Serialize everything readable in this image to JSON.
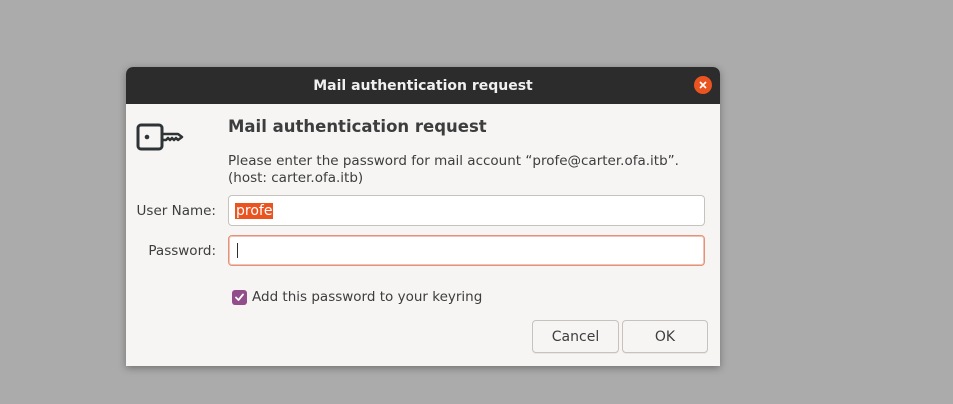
{
  "window": {
    "title": "Mail authentication request"
  },
  "dialog": {
    "heading": "Mail authentication request",
    "message_line1": "Please enter the password for mail account “profe@carter.ofa.itb”.",
    "message_line2": "(host: carter.ofa.itb)",
    "username_label": "User Name:",
    "username_value": "profe",
    "password_label": "Password:",
    "password_value": "",
    "keyring_label": "Add this password to your keyring",
    "keyring_checked": true,
    "cancel_label": "Cancel",
    "ok_label": "OK"
  },
  "icons": {
    "dialog_icon": "key-icon",
    "close": "close-icon",
    "check": "check-icon"
  },
  "colors": {
    "accent": "#e95420",
    "checkbox": "#924d8b",
    "titlebar": "#2c2c2c"
  }
}
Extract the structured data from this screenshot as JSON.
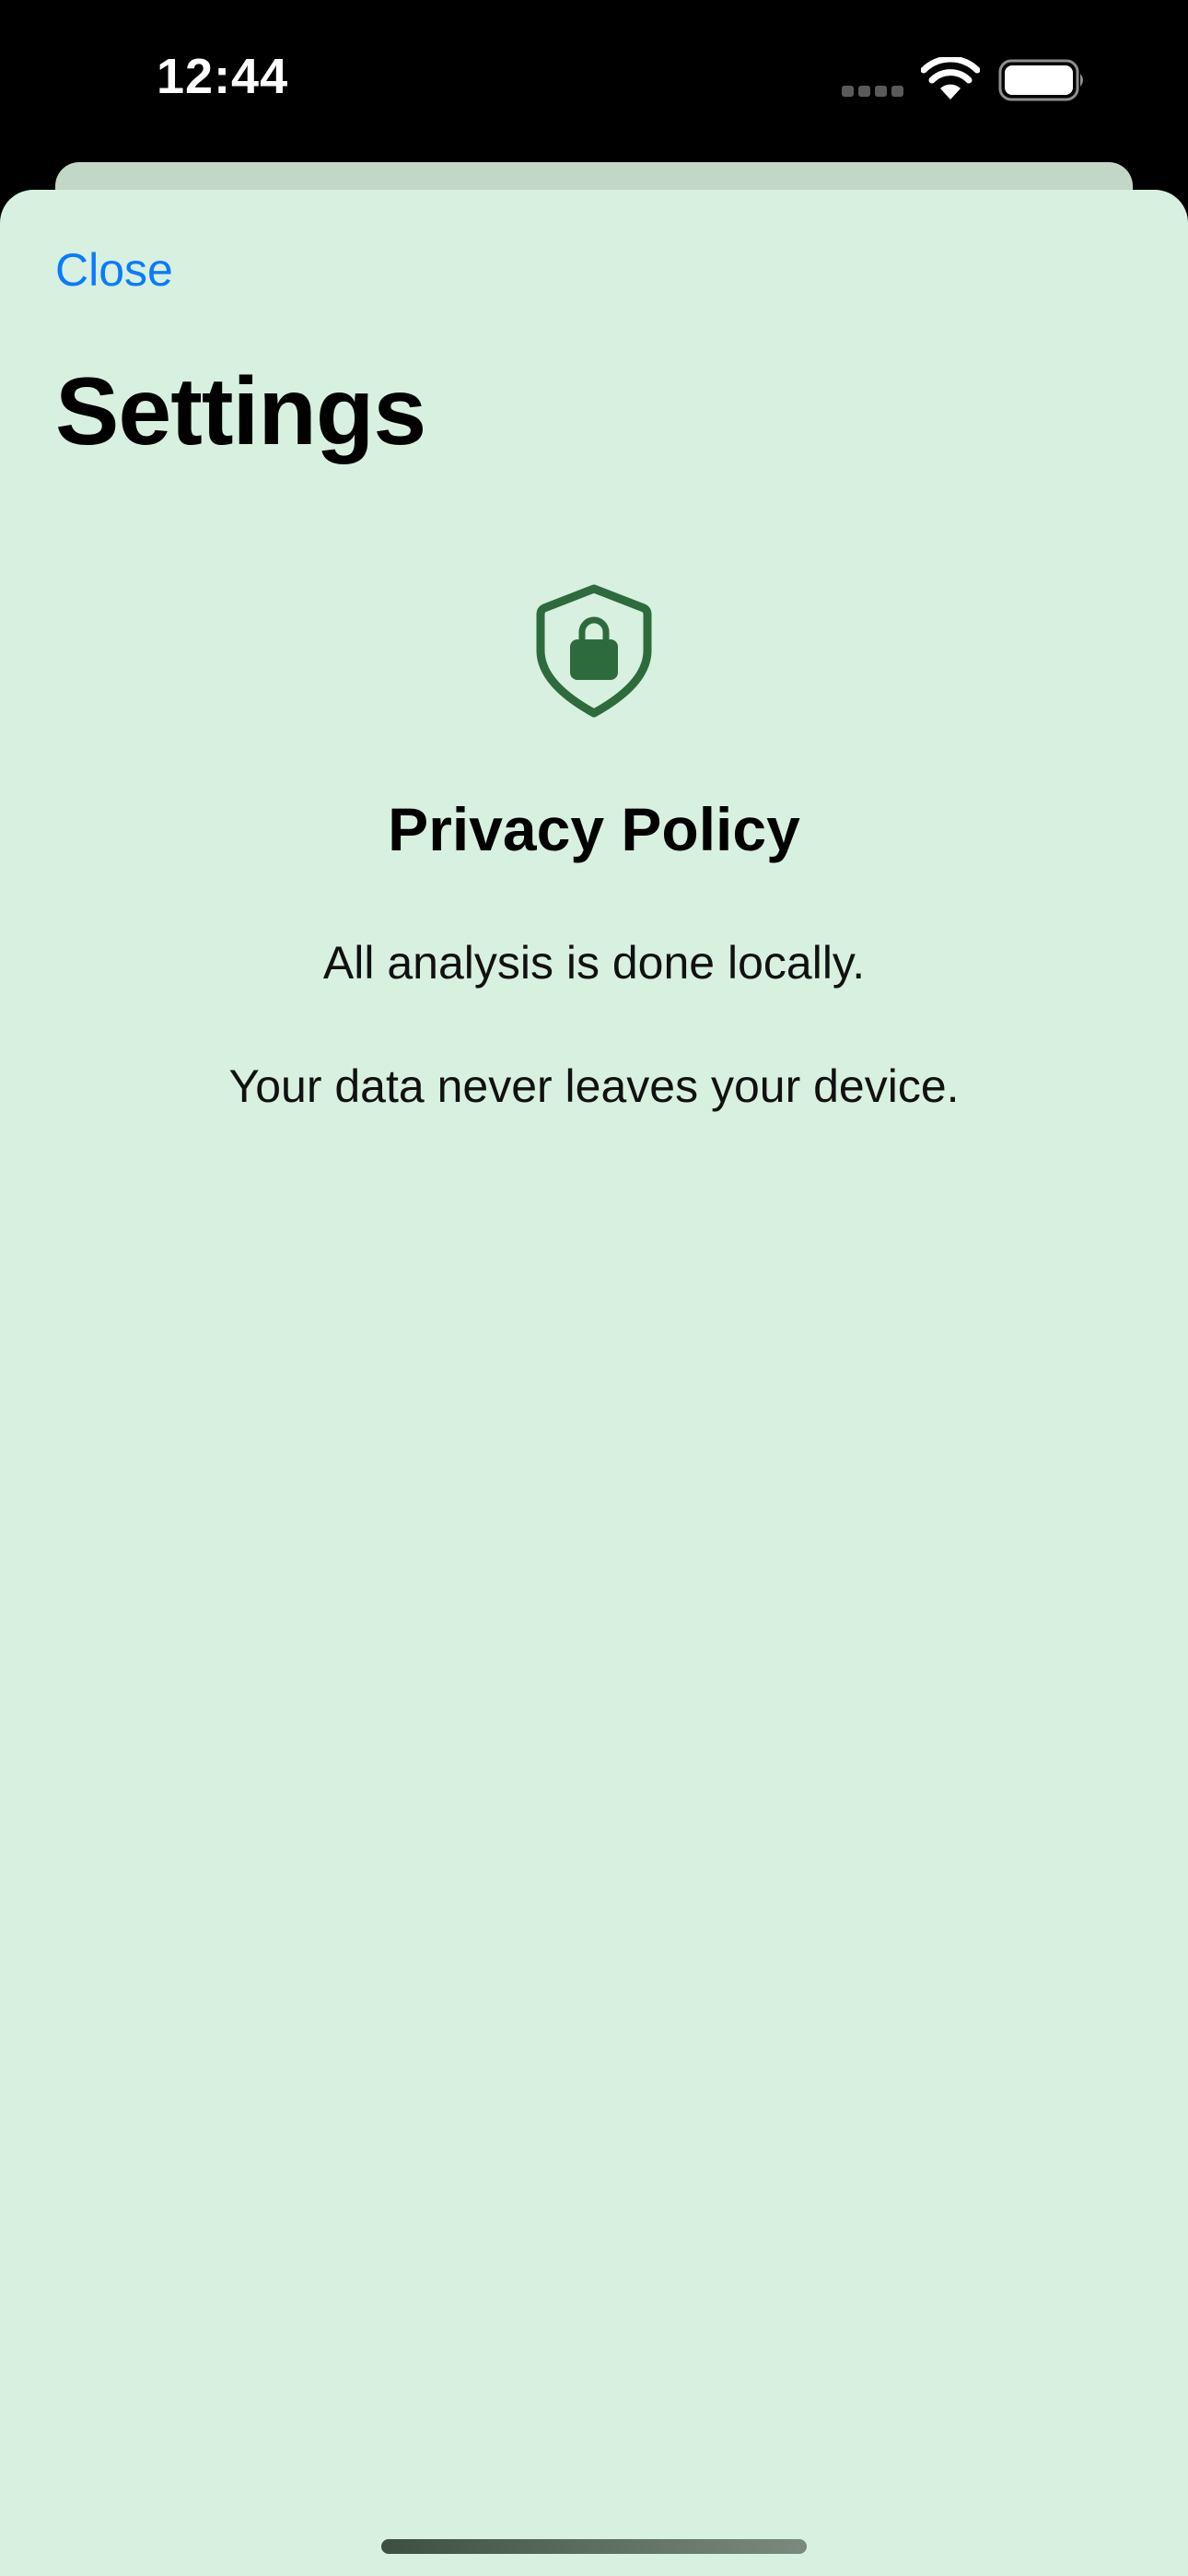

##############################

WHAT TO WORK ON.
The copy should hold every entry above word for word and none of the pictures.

RESPONSE BOX.
Serialize everything readable in this image to JSON.
{
  "window": {
    "title": "Mail authentication request"
  },
  "dialog": {
    "heading": "Mail authentication request",
    "message_line1": "Please enter the password for mail account “profe@carter.ofa.itb”.",
    "message_line2": "(host: carter.ofa.itb)",
    "username_label": "User Name:",
    "username_value": "profe",
    "password_label": "Password:",
    "password_value": "",
    "keyring_label": "Add this password to your keyring",
    "keyring_checked": true,
    "cancel_label": "Cancel",
    "ok_label": "OK"
  },
  "icons": {
    "dialog_icon": "key-icon",
    "close": "close-icon",
    "check": "check-icon"
  },
  "colors": {
    "accent": "#e95420",
    "checkbox": "#924d8b",
    "titlebar": "#2c2c2c"
  }
}
Extract the structured data from this screenshot as JSON.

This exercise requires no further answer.